> [WHAT THE EXERCISE ASKS] Please restate the lines shown below exactly, every one of them.

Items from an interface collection

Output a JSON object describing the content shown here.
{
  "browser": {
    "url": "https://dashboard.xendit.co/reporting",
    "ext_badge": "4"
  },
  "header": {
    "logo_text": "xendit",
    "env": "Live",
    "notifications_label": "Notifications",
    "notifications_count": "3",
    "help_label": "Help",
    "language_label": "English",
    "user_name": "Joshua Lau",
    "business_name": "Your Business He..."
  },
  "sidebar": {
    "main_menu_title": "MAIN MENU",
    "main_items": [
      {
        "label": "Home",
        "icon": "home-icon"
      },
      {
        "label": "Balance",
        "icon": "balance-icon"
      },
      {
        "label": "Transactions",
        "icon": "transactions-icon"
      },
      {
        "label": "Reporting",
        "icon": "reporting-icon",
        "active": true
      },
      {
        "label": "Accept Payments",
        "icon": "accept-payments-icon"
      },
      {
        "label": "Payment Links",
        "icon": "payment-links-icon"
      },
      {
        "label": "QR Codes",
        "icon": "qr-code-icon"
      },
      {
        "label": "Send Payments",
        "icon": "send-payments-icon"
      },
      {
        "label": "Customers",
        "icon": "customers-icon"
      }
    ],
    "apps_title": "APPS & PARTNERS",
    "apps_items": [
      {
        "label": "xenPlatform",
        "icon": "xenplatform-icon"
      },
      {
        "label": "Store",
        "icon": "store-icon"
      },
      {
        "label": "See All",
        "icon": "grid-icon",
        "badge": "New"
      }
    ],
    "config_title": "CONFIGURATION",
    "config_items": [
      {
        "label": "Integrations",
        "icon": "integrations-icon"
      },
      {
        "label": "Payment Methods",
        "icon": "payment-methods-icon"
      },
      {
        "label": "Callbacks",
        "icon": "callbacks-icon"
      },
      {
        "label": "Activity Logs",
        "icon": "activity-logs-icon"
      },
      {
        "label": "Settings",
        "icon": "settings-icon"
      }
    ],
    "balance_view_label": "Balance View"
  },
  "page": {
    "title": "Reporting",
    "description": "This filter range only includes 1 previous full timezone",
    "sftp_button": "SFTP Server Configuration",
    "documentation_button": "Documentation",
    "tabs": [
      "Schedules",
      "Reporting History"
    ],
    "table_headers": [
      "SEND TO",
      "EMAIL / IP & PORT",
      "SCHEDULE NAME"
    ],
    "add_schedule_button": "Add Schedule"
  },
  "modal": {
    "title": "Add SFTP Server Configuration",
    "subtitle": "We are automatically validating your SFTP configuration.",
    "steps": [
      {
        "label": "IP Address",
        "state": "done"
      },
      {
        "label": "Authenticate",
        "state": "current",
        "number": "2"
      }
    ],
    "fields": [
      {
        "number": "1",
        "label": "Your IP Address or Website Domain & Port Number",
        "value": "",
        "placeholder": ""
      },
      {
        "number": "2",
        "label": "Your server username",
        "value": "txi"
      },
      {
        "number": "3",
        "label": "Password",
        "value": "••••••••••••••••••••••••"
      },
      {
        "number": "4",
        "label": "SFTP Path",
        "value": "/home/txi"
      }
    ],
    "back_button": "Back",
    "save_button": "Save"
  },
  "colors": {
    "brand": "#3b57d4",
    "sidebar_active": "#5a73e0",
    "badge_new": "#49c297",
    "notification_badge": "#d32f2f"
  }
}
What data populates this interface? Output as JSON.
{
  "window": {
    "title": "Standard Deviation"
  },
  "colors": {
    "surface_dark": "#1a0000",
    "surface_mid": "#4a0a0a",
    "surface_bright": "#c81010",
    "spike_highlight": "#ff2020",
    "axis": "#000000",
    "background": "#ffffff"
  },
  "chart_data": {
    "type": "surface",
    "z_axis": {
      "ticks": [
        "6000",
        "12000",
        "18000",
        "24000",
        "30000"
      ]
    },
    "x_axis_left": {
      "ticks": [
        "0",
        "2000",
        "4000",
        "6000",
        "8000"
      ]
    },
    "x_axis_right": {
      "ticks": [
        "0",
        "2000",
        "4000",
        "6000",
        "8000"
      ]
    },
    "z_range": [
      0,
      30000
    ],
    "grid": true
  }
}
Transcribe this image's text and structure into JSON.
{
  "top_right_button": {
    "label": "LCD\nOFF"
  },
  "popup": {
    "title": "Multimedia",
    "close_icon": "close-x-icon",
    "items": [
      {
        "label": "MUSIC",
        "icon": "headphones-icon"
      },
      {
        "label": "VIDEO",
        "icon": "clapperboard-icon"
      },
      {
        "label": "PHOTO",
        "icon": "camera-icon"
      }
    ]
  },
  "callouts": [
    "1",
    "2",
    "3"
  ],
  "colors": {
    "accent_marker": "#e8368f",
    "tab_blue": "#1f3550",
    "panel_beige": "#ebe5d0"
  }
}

> [YOUR SOLUTION]
Output a JSON object describing the content shown here.
{
  "browser": {
    "url": "https://dashboard.xendit.co/reporting",
    "ext_badge": "4"
  },
  "header": {
    "logo_text": "xendit",
    "env": "Live",
    "notifications_label": "Notifications",
    "notifications_count": "3",
    "help_label": "Help",
    "language_label": "English",
    "user_name": "Joshua Lau",
    "business_name": "Your Business He..."
  },
  "sidebar": {
    "main_menu_title": "MAIN MENU",
    "main_items": [
      {
        "label": "Home",
        "icon": "home-icon"
      },
      {
        "label": "Balance",
        "icon": "balance-icon"
      },
      {
        "label": "Transactions",
        "icon": "transactions-icon"
      },
      {
        "label": "Reporting",
        "icon": "reporting-icon",
        "active": true
      },
      {
        "label": "Accept Payments",
        "icon": "accept-payments-icon"
      },
      {
        "label": "Payment Links",
        "icon": "payment-links-icon"
      },
      {
        "label": "QR Codes",
        "icon": "qr-code-icon"
      },
      {
        "label": "Send Payments",
        "icon": "send-payments-icon"
      },
      {
        "label": "Customers",
        "icon": "customers-icon"
      }
    ],
    "apps_title": "APPS & PARTNERS",
    "apps_items": [
      {
        "label": "xenPlatform",
        "icon": "xenplatform-icon"
      },
      {
        "label": "Store",
        "icon": "store-icon"
      },
      {
        "label": "See All",
        "icon": "grid-icon",
        "badge": "New"
      }
    ],
    "config_title": "CONFIGURATION",
    "config_items": [
      {
        "label": "Integrations",
        "icon": "integrations-icon"
      },
      {
        "label": "Payment Methods",
        "icon": "payment-methods-icon"
      },
      {
        "label": "Callbacks",
        "icon": "callbacks-icon"
      },
      {
        "label": "Activity Logs",
        "icon": "activity-logs-icon"
      },
      {
        "label": "Settings",
        "icon": "settings-icon"
      }
    ],
    "balance_view_label": "Balance View"
  },
  "page": {
    "title": "Reporting",
    "description": "This filter range only includes 1 previous full timezone",
    "sftp_button": "SFTP Server Configuration",
    "documentation_button": "Documentation",
    "tabs": [
      "Schedules",
      "Reporting History"
    ],
    "table_headers": [
      "SEND TO",
      "EMAIL / IP & PORT",
      "SCHEDULE NAME"
    ],
    "add_schedule_button": "Add Schedule"
  },
  "modal": {
    "title": "Add SFTP Server Configuration",
    "subtitle": "We are automatically validating your SFTP configuration.",
    "steps": [
      {
        "label": "IP Address",
        "state": "done"
      },
      {
        "label": "Authenticate",
        "state": "current",
        "number": "2"
      }
    ],
    "fields": [
      {
        "number": "1",
        "label": "Your IP Address or Website Domain & Port Number",
        "value": "",
        "placeholder": ""
      },
      {
        "number": "2",
        "label": "Your server username",
        "value": "txi"
      },
      {
        "number": "3",
        "label": "Password",
        "value": "••••••••••••••••••••••••"
      },
      {
        "number": "4",
        "label": "SFTP Path",
        "value": "/home/txi"
      }
    ],
    "back_button": "Back",
    "save_button": "Save"
  },
  "colors": {
    "brand": "#3b57d4",
    "sidebar_active": "#5a73e0",
    "badge_new": "#49c297",
    "notification_badge": "#d32f2f"
  }
}
What data populates this interface? Output as JSON.
{
  "window": {
    "title": "Standard Deviation"
  },
  "colors": {
    "surface_dark": "#1a0000",
    "surface_mid": "#4a0a0a",
    "surface_bright": "#c81010",
    "spike_highlight": "#ff2020",
    "axis": "#000000",
    "background": "#ffffff"
  },
  "chart_data": {
    "type": "surface",
    "z_axis": {
      "ticks": [
        "6000",
        "12000",
        "18000",
        "24000",
        "30000"
      ]
    },
    "x_axis_left": {
      "ticks": [
        "0",
        "2000",
        "4000",
        "6000",
        "8000"
      ]
    },
    "x_axis_right": {
      "ticks": [
        "0",
        "2000",
        "4000",
        "6000",
        "8000"
      ]
    },
    "z_range": [
      0,
      30000
    ],
    "grid": true
  }
}
Transcribe this image's text and structure into JSON.
{
  "top_right_button": {
    "label": "LCD\nOFF"
  },
  "popup": {
    "title": "Multimedia",
    "close_icon": "close-x-icon",
    "items": [
      {
        "label": "MUSIC",
        "icon": "headphones-icon"
      },
      {
        "label": "VIDEO",
        "icon": "clapperboard-icon"
      },
      {
        "label": "PHOTO",
        "icon": "camera-icon"
      }
    ]
  },
  "callouts": [
    "1",
    "2",
    "3"
  ],
  "colors": {
    "accent_marker": "#e8368f",
    "tab_blue": "#1f3550",
    "panel_beige": "#ebe5d0"
  }
}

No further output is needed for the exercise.